After completion, the bridge created four new world records for cable-stayed bridges: its 1,088m span is the longest; the 306m-high main bridge tower is the highest; the two foundation piers of the main bridge are the deepest; and the longest stay of the main bridge is the longest in the world, so far, at 580m.
China Harbour Engineering Company, the main contractor for the bridge construction, purchased two V360 hydraulic vibratory driver / extractor hammers from International Construction Equipment Inc (ICE) of North Carolina, US.
These machines were used to drill the foundation piles 395ft into the ground, through seven different layers of ground consisting of mainly medium-dense to very-dense fine sand. The casings for each pile weighed 135t, with dimensions of 9.25ft in diameter, 230ft in length, with a wall thickness of 1in.
The hammers were set up in tandem so that they worked together. These machines completed the driving of more than 200 casings within six months.
Dorman Long Technology was the sub-contractor for the design, supply and site supervision of the deck erection gantries, to the 2nd Navigation Engineering Bureau. The first 16m 450t deck segment was erected on 9 November 2006, an operation which included a 125% overload test and a 110% dynamic test. The last segment was erected on 9 June 2007.
The steel orthotropic deck for the bridge was fabricated offsite and was delivered by barge for erection. The gantries worked in pairs to lift and align the deck units. Each gantry has one 290t capacity DL-S290 strand jack to lift the deck unit and a system of secondary hydraulic rams to carefully adjust its position.

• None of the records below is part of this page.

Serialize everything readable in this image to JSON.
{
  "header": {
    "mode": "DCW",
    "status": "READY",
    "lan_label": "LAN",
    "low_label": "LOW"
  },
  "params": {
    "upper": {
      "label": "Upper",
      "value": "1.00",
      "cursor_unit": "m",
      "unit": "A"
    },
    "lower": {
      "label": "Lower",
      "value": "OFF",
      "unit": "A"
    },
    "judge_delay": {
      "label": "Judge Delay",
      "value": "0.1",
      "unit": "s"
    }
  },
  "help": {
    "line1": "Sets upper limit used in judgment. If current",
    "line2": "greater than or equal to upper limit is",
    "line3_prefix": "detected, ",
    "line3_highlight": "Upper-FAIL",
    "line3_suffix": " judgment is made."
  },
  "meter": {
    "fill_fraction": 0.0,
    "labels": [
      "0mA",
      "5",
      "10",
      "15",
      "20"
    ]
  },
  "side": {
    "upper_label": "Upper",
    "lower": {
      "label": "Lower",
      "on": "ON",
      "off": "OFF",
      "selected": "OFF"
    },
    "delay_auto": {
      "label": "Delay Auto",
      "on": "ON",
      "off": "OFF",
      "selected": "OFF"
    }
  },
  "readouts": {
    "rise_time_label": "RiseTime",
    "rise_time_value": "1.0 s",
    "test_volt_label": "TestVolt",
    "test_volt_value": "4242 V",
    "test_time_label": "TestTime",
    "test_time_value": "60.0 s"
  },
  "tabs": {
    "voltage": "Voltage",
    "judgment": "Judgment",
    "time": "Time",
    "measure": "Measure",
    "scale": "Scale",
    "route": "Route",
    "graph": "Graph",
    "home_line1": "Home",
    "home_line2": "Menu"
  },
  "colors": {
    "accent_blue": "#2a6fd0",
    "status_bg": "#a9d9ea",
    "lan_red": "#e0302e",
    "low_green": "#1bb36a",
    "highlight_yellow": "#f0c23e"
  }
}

The total cost for construction of the Sutong Bridge is estimated to be $6.45bn ($750m). $2.2bn ($266.12m), amounting to 35% of the total, was collected by the local governments of Jiangsu province (60%), Suzhou City and Nantong City (20% each). The remaining funds were sourced via loans from domestic banks. The bridge is being tolled and the fares received are being used to pay back the loans.